Premier Sean Chen (陳冲) yesterday appealed to lawmakers to give Minister of Economic Affairs Shih Yen-shiang (施顏祥) more time to carry out his policies.
“He has plans in mind and he has started to put them into action. [We need to] give him time to implement his policies,” Chen said in response to calls from lawmakers across party lines for Shih to step down after disputes broke out over bonuses for workers at state-owned firms.
Lawmakers on Monday set a bonus cap of 1.2 months’ salary for employees of state-owned firms — slashing the Cabinet’s proposed bonus of up to 2.6 months’ salary — adding that bonuses would only be distributed if the company finished the year with a surplus.
The cut applies only to bonuses based on the company’s performance, which are distributed during the Lunar New Year. State-owned firms also give out job performance-based bonuses.
Compared with the Cabinet’s proposal, the bonus reduction could save the nation NT$28 billion (US$964.7 million).
The move by lawmakers came after Chen on Friday approved a proposal to award workers at five state-owned firms administered by the Ministry of Economic Affairs company bonuses equivalent to 4.6 months of wages, despite a public outcry.
Late last month, Shih decided that workers at the state firms would be awarded the following company bonuses: CPC Corp, Taiwan (CPC, 台灣中油), 2.6 months of salary; Aerospace Industrial Development Corp (AIDC, 漢翔航空), 1.88 months; Taiwan Power Co (Taipower, 台電), 1.65 months; Taiwan Water Corp (TWC, 台灣自來水), 1.46 months; and Taiwan Sugar Corp (Taisugar, 台糖), 1.31 months.

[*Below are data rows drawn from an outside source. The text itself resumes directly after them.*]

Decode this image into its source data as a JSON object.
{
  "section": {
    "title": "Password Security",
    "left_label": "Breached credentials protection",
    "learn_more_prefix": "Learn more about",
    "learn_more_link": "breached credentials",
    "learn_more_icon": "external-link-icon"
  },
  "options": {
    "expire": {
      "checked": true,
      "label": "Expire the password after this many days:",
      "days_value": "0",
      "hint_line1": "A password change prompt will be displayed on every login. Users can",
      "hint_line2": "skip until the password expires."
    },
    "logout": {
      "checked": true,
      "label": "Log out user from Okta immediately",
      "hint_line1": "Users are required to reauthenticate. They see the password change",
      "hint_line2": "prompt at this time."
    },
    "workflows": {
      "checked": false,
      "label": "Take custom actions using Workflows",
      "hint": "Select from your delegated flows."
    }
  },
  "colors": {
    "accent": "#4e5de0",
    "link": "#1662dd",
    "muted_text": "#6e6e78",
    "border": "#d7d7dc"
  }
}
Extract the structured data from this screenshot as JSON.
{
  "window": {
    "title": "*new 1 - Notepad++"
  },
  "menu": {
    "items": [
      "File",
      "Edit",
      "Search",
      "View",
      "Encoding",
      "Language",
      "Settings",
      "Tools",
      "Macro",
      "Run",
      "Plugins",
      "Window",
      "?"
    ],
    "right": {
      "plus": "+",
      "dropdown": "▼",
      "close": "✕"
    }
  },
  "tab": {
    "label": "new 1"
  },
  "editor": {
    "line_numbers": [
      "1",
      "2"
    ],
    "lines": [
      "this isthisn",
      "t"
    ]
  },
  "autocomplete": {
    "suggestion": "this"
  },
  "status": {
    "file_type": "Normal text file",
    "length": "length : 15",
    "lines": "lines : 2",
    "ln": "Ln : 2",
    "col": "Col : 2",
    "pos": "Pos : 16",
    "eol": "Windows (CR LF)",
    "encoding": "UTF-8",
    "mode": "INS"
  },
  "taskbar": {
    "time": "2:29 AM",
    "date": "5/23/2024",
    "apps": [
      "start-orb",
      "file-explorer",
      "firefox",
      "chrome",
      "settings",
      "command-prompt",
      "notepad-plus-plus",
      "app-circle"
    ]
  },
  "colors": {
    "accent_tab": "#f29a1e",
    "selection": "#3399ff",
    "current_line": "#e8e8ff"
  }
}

The size of the bonus for CPC workers was increased to 4.6 months after Chen decided that employees of CPC, AIDC, TWC and Taisugar would also receive a job-performance bonus equivalent to two months’ salary and 1.8 months’ salary for Taipower workers.
Ministry data showed that in 2011, CPC posted a deficit of NT$32.4 billion, Taipower a loss of NT$43.3 billion and TWC a deficit of NT$367 million. AIDC and Taisugar both reported profits that year, of NT$1.1 billion and NT$5.5 billion respectively.
At a cross-party negotiation meeting on Monday to discuss proposed budget cuts for this year, lawmakers decided that workers at loss-making state-owned firms would not receive a company bonus, and those at profit-making ones would get a bonus equivalent to no more than 1.2 months of salary.
Lawmakers also demanded that Shih be replaced, saying he had been indifferent to the public’s suffering with his decision to give out hefty bonuses.
In response to the bonus cut, Chen said that he respected the lawmakers’ decision pursuant to the legislature’s authority.
However, he expressed concern that such a policy would make it hard for state-owned firms to recruit or retain talent.
Chen added that workers at state-owned enterprises usually receive less pay than their counterparts in the private sector.
Upset at the bonus cap, representatives from about 20 state-owned enterprises’ unions lodged a protest in the legislature yesterday afternoon.
The group said that without setting a rational standard for deciding bonuses, the cap on performance-based bonuses would not only affect employee morale, but also the overall performance of the companies.
Separately yesterday, President Ma Ying-jeou (馬英九) expressed support for pension reform in state-run companies.
This came following the legislature’s decision to slash company bonuses, adding that the government was determined to push reforms.
“Some state-run businesses are in a monopolistic market and some face tough competition. Their situation might differ, but we support reform for all. The Executive Yuan also supports such reforms,” said Ma, who doubles as the Chinese Nationalist Party (KMT) chairman.
He added that state-run firms should adopt the same principles as private firms and offer bonuses only when the companies made a profit.
The Democratic Progressive Party (DPP) said it supported the institutionalization of a bonus mechanism for state-owned enterprises because it serves the country’s interests and is fair.
DPP spokesperson Lin Chun-hsien (林俊憲) added that trade union members of state-owned enterprises are entitled to protest against the policy, but they are encouraged to “think about social justice and the nation’s current financial status” before staging a protest.
Additional reporting by Mo Yan-chih, Chris Wang and staff writer